Forms of the NCLs include: CLN1 disease, infantile onset, symptoms often appear before age 1; CLN1 disease, juvenile onset symptoms develop around age 5 or 6; CLN2 disease, late-infantile onset, developmental delay begins around age 2; CLN2 disease, later-onset abnormalities are noticed around age 6 or 7; CLN3 disease, juvenile onset – rapidly progressive vision loss seen between ages 4 and 7; CLN4 disease, adult onset (Kufs disease type B) begins in early adulthood around age 30; CLN5 disease, variant late-infantile onset seizures and myoclonic jerks usually seen between ages 6 and 13; CLN6, variant late-infantile onset with developmental delays and behavior changes seen in early childhood; CLN6, adult onset (Kufs disease Type A) seen in early adulthood with lack of balance or coordination; CLN7, variant late-infantile onset usually develop epilepsy between ages of 3 and 7 with a rapid advancement of symptoms seen between the ages of 9 and 11; CLN8 disease with Epilepsy with Progressive Mental Retardation (EPMR) with an onset of cognitive decline and seizures beginning between ages 5 and 10; CLN8 disease, late-variant onset affected children begin showing symptoms between ages 2 and 7, which include loss of vision, cognitive problems, unsteadiness, myoclonic jerks, and behavioral changes; CLN9, juvenile onset, symptoms usually seen around age 4; CLN10 congenital, neonatal and late infantile disease typically seen soon after birth.

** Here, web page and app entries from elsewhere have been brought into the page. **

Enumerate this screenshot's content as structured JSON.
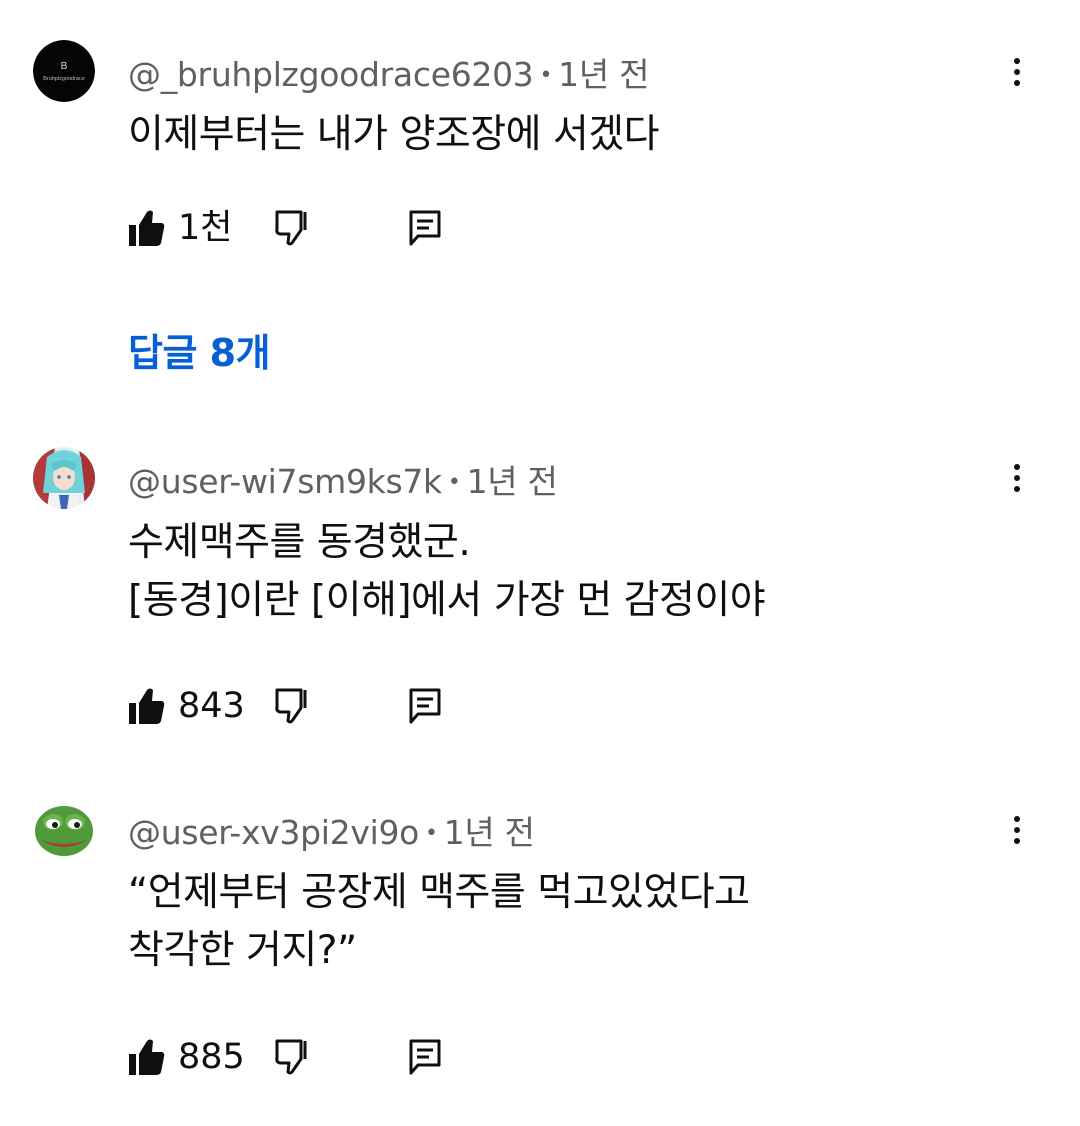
{
  "comments": [
    {
      "author": "@_bruhplzgoodrace6203",
      "time": "1년 전",
      "lines": [
        "이제부터는 내가 양조장에 서겠다"
      ],
      "likes": "1천",
      "replies_label": "답글 8개",
      "avatar_text": "B",
      "avatar_subtext": "Bruhplzgoodrace"
    },
    {
      "author": "@user-wi7sm9ks7k",
      "time": "1년 전",
      "lines": [
        "수제맥주를 동경했군.",
        "[동경]이란 [이해]에서 가장 먼 감정이야"
      ],
      "likes": "843"
    },
    {
      "author": "@user-xv3pi2vi9o",
      "time": "1년 전",
      "lines": [
        "“언제부터 공장제 맥주를 먹고있었다고",
        "착각한 거지?”"
      ],
      "likes": "885"
    }
  ],
  "icons": {
    "like": "thumbs-up-icon",
    "dislike": "thumbs-down-icon",
    "reply": "reply-icon",
    "more": "more-vert-icon"
  },
  "colors": {
    "link_blue": "#065fd4",
    "meta_gray": "#606060",
    "text": "#0f0f0f"
  }
}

Other names for these diseases include: JNCL, Spielmeyer-Sjogren disease, Vogt-Spielmeyer disease, INCL, Balkan disease, Santavuori-Haltia Disease, Jansky-Bielschowsky disease, ANCL, Neuronal ceroid lipofuscinosis, Neuronal ceroid lipofuscinosis Finnish variant, CLN5 disease, juvenile, CLN5 disease, adult; Neuronal ceroid lipofuscinosis, Gypsy/Indian early juvenile variant, CLN8 disease, late infantile, CLN8 disease, Northern epilepsy variant, NCL, Northern epilepsy variant, Progressive epilepsy-intellectual disability, Finnish type.